"I would say so, yeah," Bollig said after Monday's practice. "Obviously they're close, and we play them all the time. The way our two teams match up, they're always intense games. I would definitely say they're our biggest rival in the division now. I'm sure each and every game will be pretty exciting."
Blackhawks forward Patrick Kane wasn't so quick to declare the Blues a major rival, but he believes Wednesday's game in St. Louis would be a tough one for the Blackhawks.
"These are games you get up for especially on the road against St. Louis," Kane said. "You know they're going to be ready to play against us. For us, we want to make sure we're playing a playoff-type game, be simple, be smart and be physical. Take the physicalness to them like they usually try to do us.
"As far as a rivalry, that usually comes from the fans' standpoint. I think in the locker room our biggest rivalry has been Vancouver for the past few years. If another team comes up and takes that Detroit spot, then we'll make it what it is."
The Blackhawks have owned the Blues in recent seasons with a 32-17-4 record against them since 2005. They haven't had a losing season against St. Louis since 2000-01.
The Blues are considered by many as the Blackhawks' biggest division and conference threat this season. Six ESPN hockey experts picked the Blues over the Blackhawks to represent the Central division in the Western Conference finals this season.
"They're a very good team," Blackhawks coach Joel Quenneville said. "Over the last 2-3 years, they're as good as anybody over the regular season.
"I think they got a lot of good things about their team that make them successful. One thing is they play hard, they play physical, they go to the hard areas and they make you play a hard game. We find when we go in there we have to be all committed to playing that type of game and everybody contributing and don't be influenced in where you have to go to be successful."
Adding to the importance of division games this season is the NHL's change in playoff format. The top three teams from each division earn a playoff bid, and most teams will play other division opponents for the first two playoff rounds.

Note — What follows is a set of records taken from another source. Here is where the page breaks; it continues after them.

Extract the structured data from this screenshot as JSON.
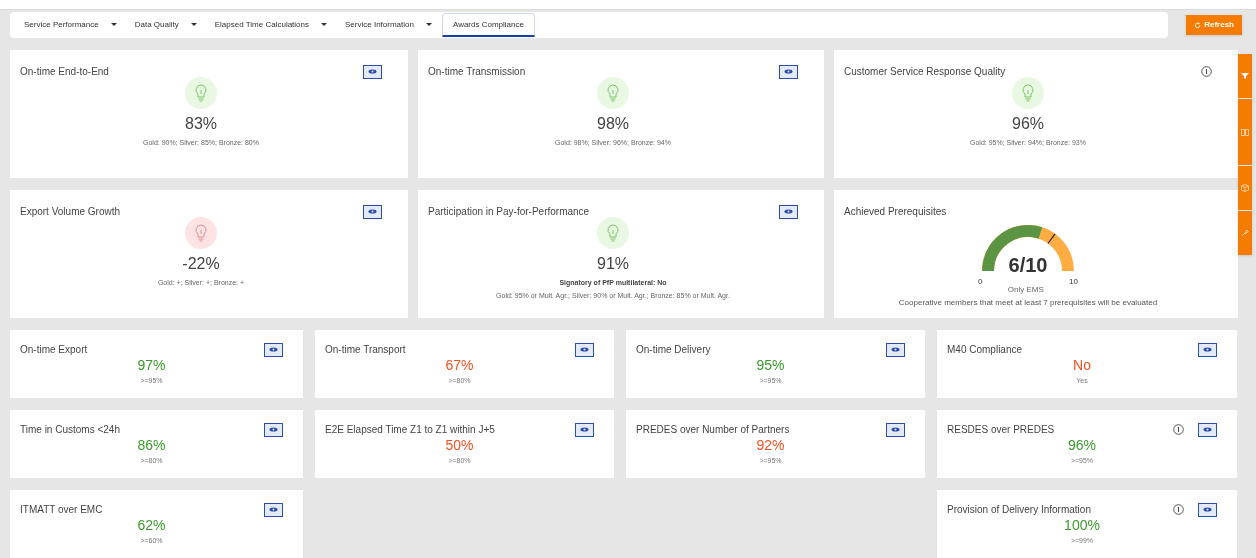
{
  "tabs": [
    {
      "label": "Service Performance",
      "dropdown": true,
      "selected": false
    },
    {
      "label": "Data Quality",
      "dropdown": true,
      "selected": false
    },
    {
      "label": "Elapsed Time Calculations",
      "dropdown": true,
      "selected": false
    },
    {
      "label": "Service Information",
      "dropdown": true,
      "selected": false
    },
    {
      "label": "Awards Compliance",
      "dropdown": false,
      "selected": true
    }
  ],
  "refresh_button": "Refresh",
  "award_cards": [
    {
      "kind": "award",
      "title": "On-time End-to-End",
      "met": true,
      "value": "83%",
      "thresholds": "Gold: 90%; Silver: 85%; Bronze: 80%",
      "eye": true,
      "info": false
    },
    {
      "kind": "award",
      "title": "On-time Transmission",
      "met": true,
      "value": "98%",
      "thresholds": "Gold: 98%; Silver: 96%; Bronze: 94%",
      "eye": true,
      "info": false
    },
    {
      "kind": "award",
      "title": "Customer Service Response Quality",
      "met": true,
      "value": "96%",
      "thresholds": "Gold: 95%; Silver: 94%; Bronze: 93%",
      "eye": false,
      "info": true
    },
    {
      "kind": "award",
      "title": "Export Volume Growth",
      "met": false,
      "value": "-22%",
      "thresholds": "Gold: +; Silver: +; Bronze: +",
      "eye": true,
      "info": false
    },
    {
      "kind": "award",
      "title": "Participation in Pay-for-Performance",
      "met": true,
      "value": "91%",
      "note": "Signatory of PfP multilateral: No",
      "thresholds": "Gold: 95% or Mult. Agr.; Silver: 90% or Mult. Agr.; Bronze: 85% or Mult. Agr.",
      "eye": true,
      "info": false
    },
    {
      "kind": "gauge",
      "title": "Achieved Prerequisites",
      "value": "6/10",
      "min": "0",
      "max": "10",
      "sublabel": "Only EMS",
      "footnote": "Cooperative members that meet at least 7 prerequisites will be evaluated"
    }
  ],
  "indicator_cards": [
    {
      "title": "On-time Export",
      "met": true,
      "value": "97%",
      "target": ">=95%",
      "eye": true,
      "info": false
    },
    {
      "title": "On-time Transport",
      "met": false,
      "value": "67%",
      "target": ">=80%",
      "eye": true,
      "info": false
    },
    {
      "title": "On-time Delivery",
      "met": true,
      "value": "95%",
      "target": ">=95%",
      "eye": true,
      "info": false
    },
    {
      "title": "M40 Compliance",
      "met": false,
      "value": "No",
      "target": "Yes",
      "eye": true,
      "info": false
    },
    {
      "title": "Time in Customs <24h",
      "met": true,
      "value": "86%",
      "target": ">=80%",
      "eye": true,
      "info": false
    },
    {
      "title": "E2E Elapsed Time Z1 to Z1 within J+5",
      "met": false,
      "value": "50%",
      "target": ">=80%",
      "eye": true,
      "info": false
    },
    {
      "title": "PREDES over Number of Partners",
      "met": false,
      "value": "92%",
      "target": ">=95%",
      "eye": true,
      "info": false
    },
    {
      "title": "RESDES over PREDES",
      "met": true,
      "value": "96%",
      "target": ">=95%",
      "eye": true,
      "info": true
    },
    {
      "title": "ITMATT over EMC",
      "met": true,
      "value": "62%",
      "target": ">=60%",
      "eye": true,
      "info": false
    },
    {
      "title": "Provision of Delivery Information",
      "met": true,
      "value": "100%",
      "target": ">=99%",
      "eye": true,
      "info": true
    }
  ]
}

"They're more valuable knowing that standings-wise you position yourself to what's going to happen in the playoffs," Quenneville said. "Knowing you're playing those teams, I think you're going to be looking at St. Louis thinking this could be a very important game in the way things could set up in the course of a season. They got off two big starts to their games at home there. I'm sure they're excited about playing us as well."